Delcídio do Amaral | Vital do Rêgo | Eunício Oliveira | Mário Couto | |

Eduardo Amorim | Francisco Dornelles | Osvaldo Sobrinho | ||

Eduardo Suplicy | José Sarney | Pedro Simon | ||

Fernando Collor | João Alberto Souza | Pedro Taques | ||

Gim | João Vicente Claudino | Randolfe Rodrigues | ||

Humberto Costa | Lobão Filho | Roberto Requião | ||

Inácio Arruda | Mozarildo Cavalcanti | Ruben Figueiró | ||

Jorge Viana | Romero Jucá | Waldemir Moka | ||

José Pimentel | Sérgio Petecão | |||

João Capiberibe | Valdir Raupp | |||

João Durval | Vanessa Grazziotin | |||

João Ribeiro | Zeze Perrella | |||

Kátia Abreu | ||||

Lindbergh Farias | ||||

Lídice da Mata | ||||

Magno Malta | ||||

Paulo Davim | ||||

Paulo Paim | ||||

Ricardo Ferraço | ||||

Rodrigo Rollemberg | ||||

Sérgio Souza | ||||

Vicentinho Alves | ||||

Walter Pinheiro | ||||

Wellington Dias |

Our analysis for lesser values of **k** turned out to be pretty concrete, allowing us to perceive the main **two or three** ways of politics in our Senate. And that's without recurring to any rules, ideologic or partidary concepts, nor the votings' themes - simply through the similarity of registries.

What you do based on that information is up to you. You can find out much more just through the XML we worked with, imagine with all the other sources? You might also want to check some tools developed by Radar Parlamentar, which are way more elaborate and also served as inspiration for this activity.

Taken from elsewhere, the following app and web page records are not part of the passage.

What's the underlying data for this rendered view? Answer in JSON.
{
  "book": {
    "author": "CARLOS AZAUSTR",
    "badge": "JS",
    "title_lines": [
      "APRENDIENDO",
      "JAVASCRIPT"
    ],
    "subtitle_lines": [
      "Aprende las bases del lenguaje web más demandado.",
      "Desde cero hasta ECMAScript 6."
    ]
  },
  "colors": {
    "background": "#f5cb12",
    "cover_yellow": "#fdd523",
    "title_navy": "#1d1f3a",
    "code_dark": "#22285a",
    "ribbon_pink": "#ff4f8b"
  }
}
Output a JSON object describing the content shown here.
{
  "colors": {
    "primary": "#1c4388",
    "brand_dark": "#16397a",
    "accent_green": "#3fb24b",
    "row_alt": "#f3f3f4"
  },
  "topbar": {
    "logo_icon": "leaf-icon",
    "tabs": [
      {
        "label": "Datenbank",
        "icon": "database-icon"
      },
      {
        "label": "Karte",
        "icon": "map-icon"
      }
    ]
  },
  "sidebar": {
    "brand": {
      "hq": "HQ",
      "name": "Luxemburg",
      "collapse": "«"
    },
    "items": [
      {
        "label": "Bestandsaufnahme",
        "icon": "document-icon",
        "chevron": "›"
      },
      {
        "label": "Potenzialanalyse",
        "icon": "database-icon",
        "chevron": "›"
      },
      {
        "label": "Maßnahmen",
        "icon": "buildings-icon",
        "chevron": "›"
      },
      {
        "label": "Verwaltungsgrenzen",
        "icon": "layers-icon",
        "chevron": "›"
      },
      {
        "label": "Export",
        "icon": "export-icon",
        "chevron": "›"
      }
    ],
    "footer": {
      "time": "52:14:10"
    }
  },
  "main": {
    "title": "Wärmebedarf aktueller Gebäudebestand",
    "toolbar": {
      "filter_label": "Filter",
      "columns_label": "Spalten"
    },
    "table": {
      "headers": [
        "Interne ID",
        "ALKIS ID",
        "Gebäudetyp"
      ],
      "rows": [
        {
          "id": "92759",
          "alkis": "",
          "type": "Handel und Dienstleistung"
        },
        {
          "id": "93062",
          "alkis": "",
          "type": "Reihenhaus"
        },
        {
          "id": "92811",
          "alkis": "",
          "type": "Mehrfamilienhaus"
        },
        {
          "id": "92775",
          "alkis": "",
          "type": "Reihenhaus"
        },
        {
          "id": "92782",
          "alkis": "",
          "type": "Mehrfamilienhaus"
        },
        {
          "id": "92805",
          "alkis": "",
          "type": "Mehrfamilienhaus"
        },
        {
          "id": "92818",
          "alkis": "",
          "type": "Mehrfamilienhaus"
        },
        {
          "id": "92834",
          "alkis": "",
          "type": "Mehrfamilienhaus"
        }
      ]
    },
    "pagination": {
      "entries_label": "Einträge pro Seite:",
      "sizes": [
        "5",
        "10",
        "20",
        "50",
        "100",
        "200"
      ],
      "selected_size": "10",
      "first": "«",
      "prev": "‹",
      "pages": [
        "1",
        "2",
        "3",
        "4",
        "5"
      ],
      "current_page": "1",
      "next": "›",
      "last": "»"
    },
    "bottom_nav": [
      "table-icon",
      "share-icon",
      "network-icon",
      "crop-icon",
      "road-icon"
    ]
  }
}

If you have any doubt or something to add up here, please comment or leave me a message! Thanks for being curious and patient